» **WHAT TO WORK ON**
The records that follow must be reproduced in full, exactly as written.

(Items listed in a dataset)
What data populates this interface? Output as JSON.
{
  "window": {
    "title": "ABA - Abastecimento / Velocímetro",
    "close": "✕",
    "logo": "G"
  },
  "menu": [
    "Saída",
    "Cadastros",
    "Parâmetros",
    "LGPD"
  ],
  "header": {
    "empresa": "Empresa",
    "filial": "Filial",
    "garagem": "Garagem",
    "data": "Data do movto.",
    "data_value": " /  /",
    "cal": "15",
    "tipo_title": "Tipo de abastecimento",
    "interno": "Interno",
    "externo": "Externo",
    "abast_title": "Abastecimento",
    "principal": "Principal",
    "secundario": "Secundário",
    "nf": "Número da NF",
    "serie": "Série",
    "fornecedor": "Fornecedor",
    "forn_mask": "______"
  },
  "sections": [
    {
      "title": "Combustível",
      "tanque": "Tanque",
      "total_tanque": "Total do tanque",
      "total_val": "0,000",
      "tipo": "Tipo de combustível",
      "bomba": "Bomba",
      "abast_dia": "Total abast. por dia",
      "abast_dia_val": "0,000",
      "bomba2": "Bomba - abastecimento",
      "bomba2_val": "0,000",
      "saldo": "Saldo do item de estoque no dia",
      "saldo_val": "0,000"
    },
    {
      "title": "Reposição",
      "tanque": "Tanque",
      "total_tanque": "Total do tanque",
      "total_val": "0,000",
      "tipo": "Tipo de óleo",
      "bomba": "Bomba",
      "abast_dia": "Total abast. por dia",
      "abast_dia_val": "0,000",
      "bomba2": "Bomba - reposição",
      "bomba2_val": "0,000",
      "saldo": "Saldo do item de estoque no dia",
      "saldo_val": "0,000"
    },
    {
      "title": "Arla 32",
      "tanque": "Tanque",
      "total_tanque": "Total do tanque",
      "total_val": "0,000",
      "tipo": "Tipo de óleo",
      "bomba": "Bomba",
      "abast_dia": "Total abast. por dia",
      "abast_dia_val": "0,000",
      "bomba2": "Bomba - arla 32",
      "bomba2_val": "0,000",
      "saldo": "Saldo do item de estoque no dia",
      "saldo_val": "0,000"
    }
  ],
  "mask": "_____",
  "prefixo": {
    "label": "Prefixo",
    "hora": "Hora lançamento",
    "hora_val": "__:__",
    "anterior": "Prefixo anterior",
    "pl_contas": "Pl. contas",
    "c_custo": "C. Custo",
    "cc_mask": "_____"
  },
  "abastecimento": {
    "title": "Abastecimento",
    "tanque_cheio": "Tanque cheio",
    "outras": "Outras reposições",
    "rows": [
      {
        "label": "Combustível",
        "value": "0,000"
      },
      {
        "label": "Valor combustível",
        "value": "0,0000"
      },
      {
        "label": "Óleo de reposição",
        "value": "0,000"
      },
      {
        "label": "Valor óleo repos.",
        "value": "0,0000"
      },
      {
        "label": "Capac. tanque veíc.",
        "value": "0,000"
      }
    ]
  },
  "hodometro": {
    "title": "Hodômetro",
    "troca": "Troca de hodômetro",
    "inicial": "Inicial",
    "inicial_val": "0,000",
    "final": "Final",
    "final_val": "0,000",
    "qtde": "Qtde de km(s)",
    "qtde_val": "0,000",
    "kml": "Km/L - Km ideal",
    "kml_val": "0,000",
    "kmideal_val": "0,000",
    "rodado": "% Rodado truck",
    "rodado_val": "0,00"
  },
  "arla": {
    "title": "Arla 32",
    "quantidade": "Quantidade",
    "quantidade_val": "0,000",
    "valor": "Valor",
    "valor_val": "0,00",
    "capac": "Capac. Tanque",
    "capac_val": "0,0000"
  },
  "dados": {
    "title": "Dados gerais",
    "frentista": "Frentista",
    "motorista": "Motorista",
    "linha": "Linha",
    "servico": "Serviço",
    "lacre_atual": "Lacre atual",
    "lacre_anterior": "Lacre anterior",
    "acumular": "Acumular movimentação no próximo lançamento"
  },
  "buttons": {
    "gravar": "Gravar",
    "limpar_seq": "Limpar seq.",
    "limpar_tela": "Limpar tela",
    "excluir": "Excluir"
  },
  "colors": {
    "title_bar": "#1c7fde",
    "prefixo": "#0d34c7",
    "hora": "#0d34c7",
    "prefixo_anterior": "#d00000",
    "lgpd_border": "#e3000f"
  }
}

» **OUTPUT**
What data populates this interface? Output as JSON.
{
  "window": {
    "title": "ABA - Abastecimento / Velocímetro",
    "close": "✕",
    "logo": "G"
  },
  "menu": [
    "Saída",
    "Cadastros",
    "Parâmetros",
    "LGPD"
  ],
  "header": {
    "empresa": "Empresa",
    "filial": "Filial",
    "garagem": "Garagem",
    "data": "Data do movto.",
    "data_value": " /  /",
    "cal": "15",
    "tipo_title": "Tipo de abastecimento",
    "interno": "Interno",
    "externo": "Externo",
    "abast_title": "Abastecimento",
    "principal": "Principal",
    "secundario": "Secundário",
    "nf": "Número da NF",
    "serie": "Série",
    "fornecedor": "Fornecedor",
    "forn_mask": "______"
  },
  "sections": [
    {
      "title": "Combustível",
      "tanque": "Tanque",
      "total_tanque": "Total do tanque",
      "total_val": "0,000",
      "tipo": "Tipo de combustível",
      "bomba": "Bomba",
      "abast_dia": "Total abast. por dia",
      "abast_dia_val": "0,000",
      "bomba2": "Bomba - abastecimento",
      "bomba2_val": "0,000",
      "saldo": "Saldo do item de estoque no dia",
      "saldo_val": "0,000"
    },
    {
      "title": "Reposição",
      "tanque": "Tanque",
      "total_tanque": "Total do tanque",
      "total_val": "0,000",
      "tipo": "Tipo de óleo",
      "bomba": "Bomba",
      "abast_dia": "Total abast. por dia",
      "abast_dia_val": "0,000",
      "bomba2": "Bomba - reposição",
      "bomba2_val": "0,000",
      "saldo": "Saldo do item de estoque no dia",
      "saldo_val": "0,000"
    },
    {
      "title": "Arla 32",
      "tanque": "Tanque",
      "total_tanque": "Total do tanque",
      "total_val": "0,000",
      "tipo": "Tipo de óleo",
      "bomba": "Bomba",
      "abast_dia": "Total abast. por dia",
      "abast_dia_val": "0,000",
      "bomba2": "Bomba - arla 32",
      "bomba2_val": "0,000",
      "saldo": "Saldo do item de estoque no dia",
      "saldo_val": "0,000"
    }
  ],
  "mask": "_____",
  "prefixo": {
    "label": "Prefixo",
    "hora": "Hora lançamento",
    "hora_val": "__:__",
    "anterior": "Prefixo anterior",
    "pl_contas": "Pl. contas",
    "c_custo": "C. Custo",
    "cc_mask": "_____"
  },
  "abastecimento": {
    "title": "Abastecimento",
    "tanque_cheio": "Tanque cheio",
    "outras": "Outras reposições",
    "rows": [
      {
        "label": "Combustível",
        "value": "0,000"
      },
      {
        "label": "Valor combustível",
        "value": "0,0000"
      },
      {
        "label": "Óleo de reposição",
        "value": "0,000"
      },
      {
        "label": "Valor óleo repos.",
        "value": "0,0000"
      },
      {
        "label": "Capac. tanque veíc.",
        "value": "0,000"
      }
    ]
  },
  "hodometro": {
    "title": "Hodômetro",
    "troca": "Troca de hodômetro",
    "inicial": "Inicial",
    "inicial_val": "0,000",
    "final": "Final",
    "final_val": "0,000",
    "qtde": "Qtde de km(s)",
    "qtde_val": "0,000",
    "kml": "Km/L - Km ideal",
    "kml_val": "0,000",
    "kmideal_val": "0,000",
    "rodado": "% Rodado truck",
    "rodado_val": "0,00"
  },
  "arla": {
    "title": "Arla 32",
    "quantidade": "Quantidade",
    "quantidade_val": "0,000",
    "valor": "Valor",
    "valor_val": "0,00",
    "capac": "Capac. Tanque",
    "capac_val": "0,0000"
  },
  "dados": {
    "title": "Dados gerais",
    "frentista": "Frentista",
    "motorista": "Motorista",
    "linha": "Linha",
    "servico": "Serviço",
    "lacre_atual": "Lacre atual",
    "lacre_anterior": "Lacre anterior",
    "acumular": "Acumular movimentação no próximo lançamento"
  },
  "buttons": {
    "gravar": "Gravar",
    "limpar_seq": "Limpar seq.",
    "limpar_tela": "Limpar tela",
    "excluir": "Excluir"
  },
  "colors": {
    "title_bar": "#1c7fde",
    "prefixo": "#0d34c7",
    "hora": "#0d34c7",
    "prefixo_anterior": "#d00000",
    "lgpd_border": "#e3000f"
  }
}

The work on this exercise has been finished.